Exercise input -
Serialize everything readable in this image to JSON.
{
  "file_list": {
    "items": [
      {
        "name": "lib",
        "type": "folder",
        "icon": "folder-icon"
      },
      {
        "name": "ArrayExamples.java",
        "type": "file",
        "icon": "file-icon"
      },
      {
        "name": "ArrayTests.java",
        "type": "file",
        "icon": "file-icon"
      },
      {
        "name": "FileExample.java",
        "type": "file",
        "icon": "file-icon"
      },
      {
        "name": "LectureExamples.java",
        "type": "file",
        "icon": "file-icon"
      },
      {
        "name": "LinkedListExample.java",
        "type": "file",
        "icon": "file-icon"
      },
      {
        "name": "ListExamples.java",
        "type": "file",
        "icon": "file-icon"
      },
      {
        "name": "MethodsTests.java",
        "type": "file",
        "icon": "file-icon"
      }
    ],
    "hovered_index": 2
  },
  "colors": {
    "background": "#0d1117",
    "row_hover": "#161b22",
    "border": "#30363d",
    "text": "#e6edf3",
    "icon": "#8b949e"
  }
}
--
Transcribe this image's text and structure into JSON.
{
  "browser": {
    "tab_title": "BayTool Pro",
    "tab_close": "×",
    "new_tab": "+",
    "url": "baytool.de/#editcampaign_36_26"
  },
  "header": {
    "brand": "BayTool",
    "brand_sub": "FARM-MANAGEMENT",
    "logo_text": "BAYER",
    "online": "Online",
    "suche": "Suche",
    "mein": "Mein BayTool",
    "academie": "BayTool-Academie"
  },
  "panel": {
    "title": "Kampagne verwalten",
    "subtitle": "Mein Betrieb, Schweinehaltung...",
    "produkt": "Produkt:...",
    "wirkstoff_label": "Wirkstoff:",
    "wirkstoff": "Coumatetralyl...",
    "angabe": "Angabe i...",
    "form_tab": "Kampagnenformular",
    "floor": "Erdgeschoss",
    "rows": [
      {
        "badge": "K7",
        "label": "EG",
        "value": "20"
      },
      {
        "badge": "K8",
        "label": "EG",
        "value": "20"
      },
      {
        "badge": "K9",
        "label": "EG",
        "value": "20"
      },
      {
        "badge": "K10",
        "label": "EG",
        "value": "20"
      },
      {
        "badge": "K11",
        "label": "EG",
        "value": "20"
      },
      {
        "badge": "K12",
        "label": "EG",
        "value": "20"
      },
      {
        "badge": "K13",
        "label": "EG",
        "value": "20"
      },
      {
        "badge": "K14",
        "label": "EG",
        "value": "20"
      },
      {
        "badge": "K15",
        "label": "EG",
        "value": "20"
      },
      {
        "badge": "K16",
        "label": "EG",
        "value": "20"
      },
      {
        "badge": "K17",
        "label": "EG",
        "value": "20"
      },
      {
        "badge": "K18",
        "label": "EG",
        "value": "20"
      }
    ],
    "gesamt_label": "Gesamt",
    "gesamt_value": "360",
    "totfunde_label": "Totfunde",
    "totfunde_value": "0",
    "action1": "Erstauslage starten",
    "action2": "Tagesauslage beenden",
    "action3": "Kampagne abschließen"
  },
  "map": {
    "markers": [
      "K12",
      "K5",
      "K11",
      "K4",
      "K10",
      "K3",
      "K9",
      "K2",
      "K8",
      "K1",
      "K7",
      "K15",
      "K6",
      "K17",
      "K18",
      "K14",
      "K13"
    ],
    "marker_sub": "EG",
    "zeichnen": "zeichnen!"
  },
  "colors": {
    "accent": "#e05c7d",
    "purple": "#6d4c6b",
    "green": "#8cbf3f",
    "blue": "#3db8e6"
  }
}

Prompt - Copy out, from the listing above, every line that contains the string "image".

Result for this exercise -
Serialize everything readable in this image to JSON.
Transcribe this image's text and structure into JSON.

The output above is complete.